What you are asked to do | Nothing but the text of the records should come back; copy it exactly and leave the pictures out.

Provided records |
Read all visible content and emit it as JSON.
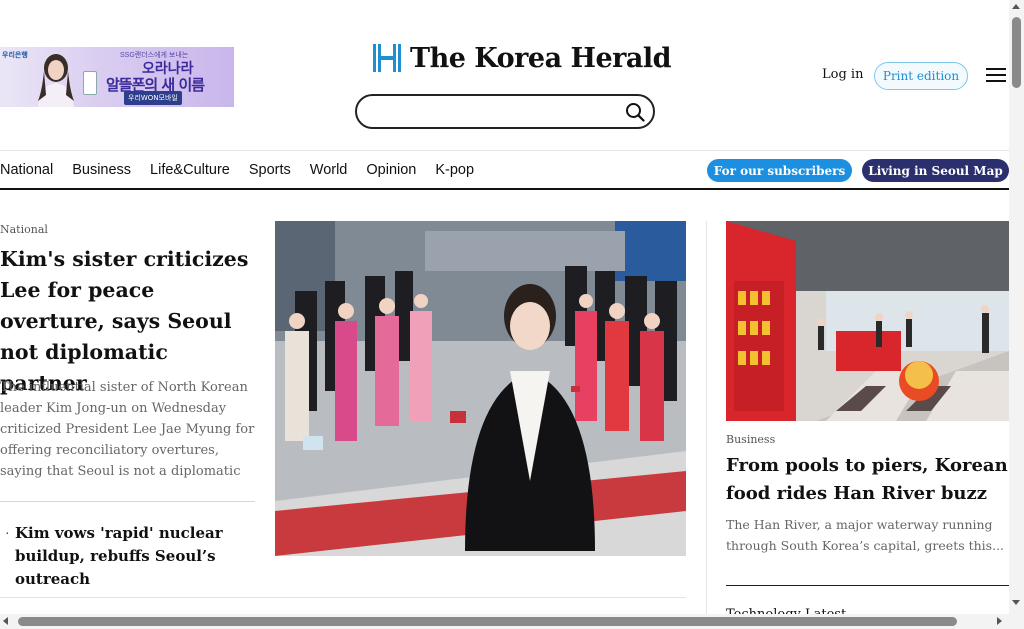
{
  "ad": {
    "bank_name": "우리은행",
    "small_copy": "SSG랜더스에게 보내는",
    "line1": "오라나라",
    "line2": "알뜰폰의 새 이름",
    "cta": "우리WON모바일"
  },
  "header": {
    "logo_text": "The Korea Herald",
    "search_placeholder": "",
    "login_label": "Log in",
    "print_label": "Print edition"
  },
  "nav": {
    "items": [
      "National",
      "Business",
      "Life&Culture",
      "Sports",
      "World",
      "Opinion",
      "K-pop"
    ],
    "subscribers_label": "For our subscribers",
    "map_label": "Living in Seoul Map"
  },
  "lead": {
    "category": "National",
    "title": "Kim's sister criticizes Lee for peace overture, says Seoul not diplomatic partner",
    "summary": "The influential sister of North Korean leader Kim Jong-un on Wednesday criticized President Lee Jae Myung for offering reconciliatory overtures, saying that Seoul is not a diplomatic partner to...",
    "related_title": "Kim vows 'rapid' nuclear buildup, rebuffs Seoul’s outreach"
  },
  "right": {
    "category": "Business",
    "title": "From pools to piers, Korean food rides Han River buzz",
    "summary": "The Han River, a major waterway running through South Korea’s capital, greets this...",
    "next_title": "Technology Latest"
  },
  "colors": {
    "subscribers_pill": "#1d8fe0",
    "map_pill": "#2c2f6e",
    "print_text": "#1f8fd0",
    "logo_mark": "#1f8fd0"
  }
}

Reply |
Read all visible content and emit it as JSON.
{
  "ad": {
    "bank_name": "우리은행",
    "small_copy": "SSG랜더스에게 보내는",
    "line1": "오라나라",
    "line2": "알뜰폰의 새 이름",
    "cta": "우리WON모바일"
  },
  "header": {
    "logo_text": "The Korea Herald",
    "search_placeholder": "",
    "login_label": "Log in",
    "print_label": "Print edition"
  },
  "nav": {
    "items": [
      "National",
      "Business",
      "Life&Culture",
      "Sports",
      "World",
      "Opinion",
      "K-pop"
    ],
    "subscribers_label": "For our subscribers",
    "map_label": "Living in Seoul Map"
  },
  "lead": {
    "category": "National",
    "title": "Kim's sister criticizes Lee for peace overture, says Seoul not diplomatic partner",
    "summary": "The influential sister of North Korean leader Kim Jong-un on Wednesday criticized President Lee Jae Myung for offering reconciliatory overtures, saying that Seoul is not a diplomatic partner to...",
    "related_title": "Kim vows 'rapid' nuclear buildup, rebuffs Seoul’s outreach"
  },
  "right": {
    "category": "Business",
    "title": "From pools to piers, Korean food rides Han River buzz",
    "summary": "The Han River, a major waterway running through South Korea’s capital, greets this...",
    "next_title": "Technology Latest"
  },
  "colors": {
    "subscribers_pill": "#1d8fe0",
    "map_pill": "#2c2f6e",
    "print_text": "#1f8fd0",
    "logo_mark": "#1f8fd0"
  }
}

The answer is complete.